• _Prompt_: Your copy should hold every record verbatim and none of the pictures.

• _Extracted records_:
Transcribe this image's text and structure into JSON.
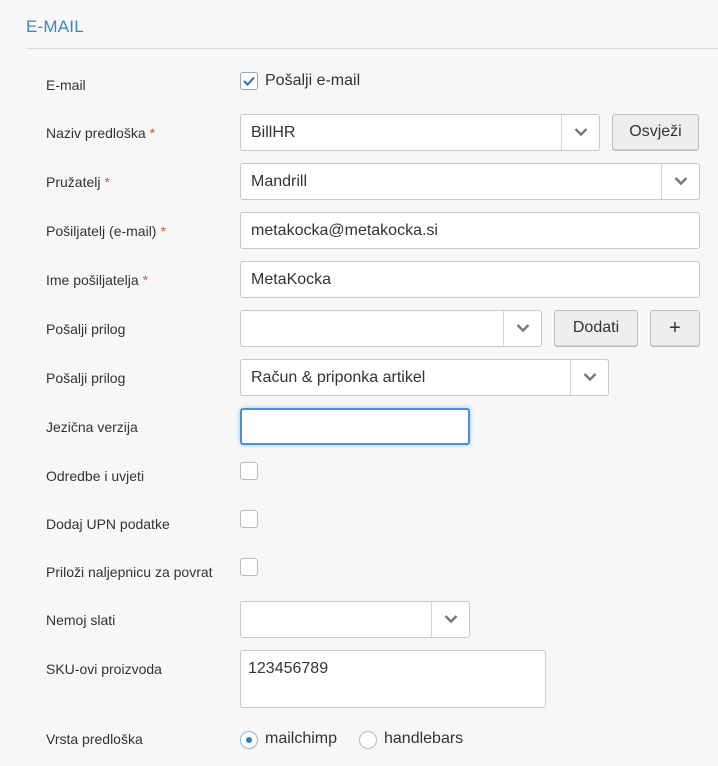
{
  "section": {
    "title": "E-MAIL"
  },
  "fields": {
    "email": {
      "label": "E-mail",
      "checkbox_label": "Pošalji e-mail",
      "checked": true
    },
    "template_name": {
      "label": "Naziv predloška",
      "required_mark": "*",
      "value": "BillHR",
      "button": "Osvježi"
    },
    "provider": {
      "label": "Pružatelj",
      "required_mark": "*",
      "value": "Mandrill"
    },
    "sender_email": {
      "label": "Pošiljatelj (e-mail)",
      "required_mark": "*",
      "value": "metakocka@metakocka.si"
    },
    "sender_name": {
      "label": "Ime pošiljatelja",
      "required_mark": "*",
      "value": "MetaKocka"
    },
    "attachment_1": {
      "label": "Pošalji prilog",
      "value": "",
      "button": "Dodati",
      "plus": "+"
    },
    "attachment_2": {
      "label": "Pošalji prilog",
      "value": "Račun & priponka artikel"
    },
    "language": {
      "label": "Jezična verzija",
      "value": ""
    },
    "terms": {
      "label": "Odredbe i uvjeti",
      "checked": false
    },
    "upn": {
      "label": "Dodaj UPN podatke",
      "checked": false
    },
    "return_label": {
      "label": "Priloži naljepnicu za povrat",
      "checked": false
    },
    "do_not_send": {
      "label": "Nemoj slati",
      "value": ""
    },
    "sku": {
      "label": "SKU-ovi proizvoda",
      "value": "123456789"
    },
    "template_type": {
      "label": "Vrsta predloška",
      "options": [
        "mailchimp",
        "handlebars"
      ],
      "selected": "mailchimp"
    }
  },
  "colors": {
    "accent": "#3a87c8",
    "required": "#d9534f",
    "focus": "#2d7fc1"
  }
}
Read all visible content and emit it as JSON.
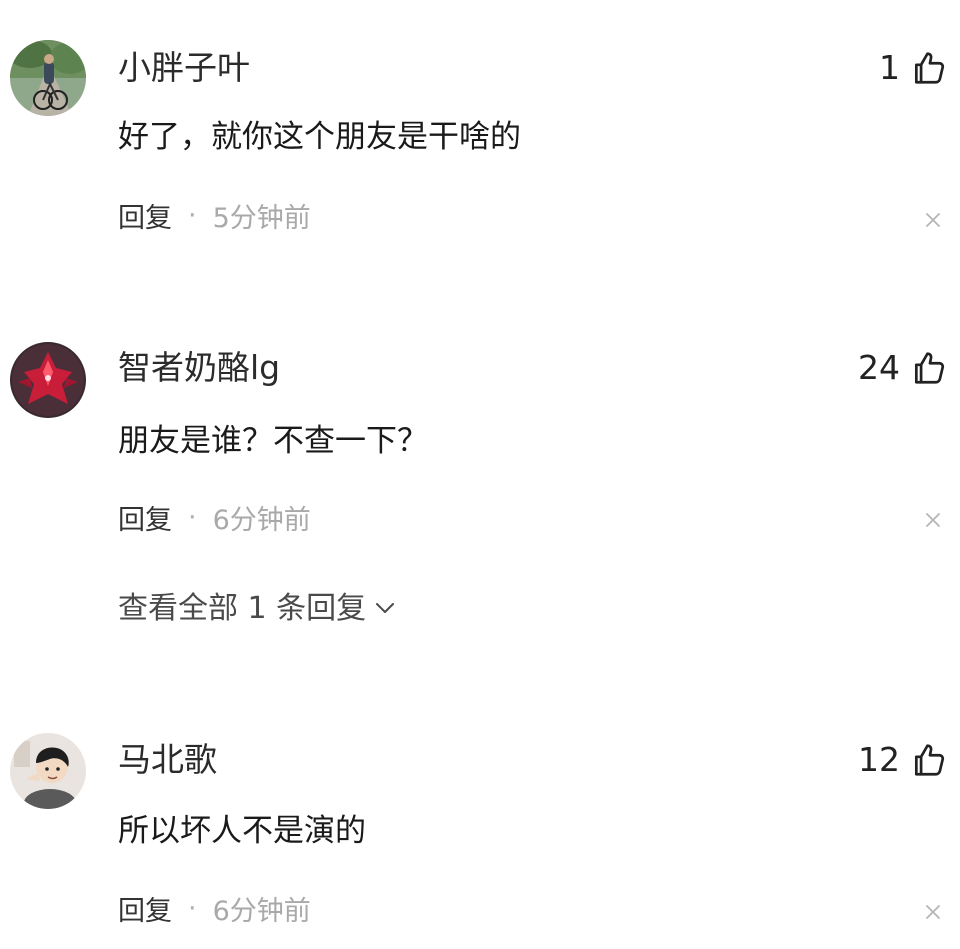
{
  "comments": [
    {
      "username": "小胖子叶",
      "likes": "1",
      "content": "好了，就你这个朋友是干啥的",
      "reply_label": "回复",
      "separator": "·",
      "time": "5分钟前",
      "avatar_icon": "avatar-cyclist-icon"
    },
    {
      "username": "智者奶酪lg",
      "likes": "24",
      "content": "朋友是谁？不查一下？",
      "reply_label": "回复",
      "separator": "·",
      "time": "6分钟前",
      "avatar_icon": "avatar-red-robot-icon",
      "view_replies": "查看全部 1 条回复"
    },
    {
      "username": "马北歌",
      "likes": "12",
      "content": "所以坏人不是演的",
      "reply_label": "回复",
      "separator": "·",
      "time": "6分钟前",
      "avatar_icon": "avatar-cartoon-boy-icon"
    }
  ],
  "icons": {
    "like": "thumbs-up-icon",
    "dismiss": "close-icon",
    "expand": "chevron-down-icon"
  },
  "colors": {
    "text_primary": "#222222",
    "text_secondary": "#a9a9a9",
    "background": "#ffffff"
  }
}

• _Expected answer_:
Transcribe this image's text and structure into JSON.
{
  "section": {
    "title": "E-MAIL"
  },
  "fields": {
    "email": {
      "label": "E-mail",
      "checkbox_label": "Pošalji e-mail",
      "checked": true
    },
    "template_name": {
      "label": "Naziv predloška",
      "required_mark": "*",
      "value": "BillHR",
      "button": "Osvježi"
    },
    "provider": {
      "label": "Pružatelj",
      "required_mark": "*",
      "value": "Mandrill"
    },
    "sender_email": {
      "label": "Pošiljatelj (e-mail)",
      "required_mark": "*",
      "value": "metakocka@metakocka.si"
    },
    "sender_name": {
      "label": "Ime pošiljatelja",
      "required_mark": "*",
      "value": "MetaKocka"
    },
    "attachment_1": {
      "label": "Pošalji prilog",
      "value": "",
      "button": "Dodati",
      "plus": "+"
    },
    "attachment_2": {
      "label": "Pošalji prilog",
      "value": "Račun & priponka artikel"
    },
    "language": {
      "label": "Jezična verzija",
      "value": ""
    },
    "terms": {
      "label": "Odredbe i uvjeti",
      "checked": false
    },
    "upn": {
      "label": "Dodaj UPN podatke",
      "checked": false
    },
    "return_label": {
      "label": "Priloži naljepnicu za povrat",
      "checked": false
    },
    "do_not_send": {
      "label": "Nemoj slati",
      "value": ""
    },
    "sku": {
      "label": "SKU-ovi proizvoda",
      "value": "123456789"
    },
    "template_type": {
      "label": "Vrsta predloška",
      "options": [
        "mailchimp",
        "handlebars"
      ],
      "selected": "mailchimp"
    }
  },
  "colors": {
    "accent": "#3a87c8",
    "required": "#d9534f",
    "focus": "#2d7fc1"
  }
}
Read all visible content and emit it as JSON.
{
  "comments": [
    {
      "username": "小胖子叶",
      "likes": "1",
      "content": "好了，就你这个朋友是干啥的",
      "reply_label": "回复",
      "separator": "·",
      "time": "5分钟前",
      "avatar_icon": "avatar-cyclist-icon"
    },
    {
      "username": "智者奶酪lg",
      "likes": "24",
      "content": "朋友是谁？不查一下？",
      "reply_label": "回复",
      "separator": "·",
      "time": "6分钟前",
      "avatar_icon": "avatar-red-robot-icon",
      "view_replies": "查看全部 1 条回复"
    },
    {
      "username": "马北歌",
      "likes": "12",
      "content": "所以坏人不是演的",
      "reply_label": "回复",
      "separator": "·",
      "time": "6分钟前",
      "avatar_icon": "avatar-cartoon-boy-icon"
    }
  ],
  "icons": {
    "like": "thumbs-up-icon",
    "dismiss": "close-icon",
    "expand": "chevron-down-icon"
  },
  "colors": {
    "text_primary": "#222222",
    "text_secondary": "#a9a9a9",
    "background": "#ffffff"
  }
}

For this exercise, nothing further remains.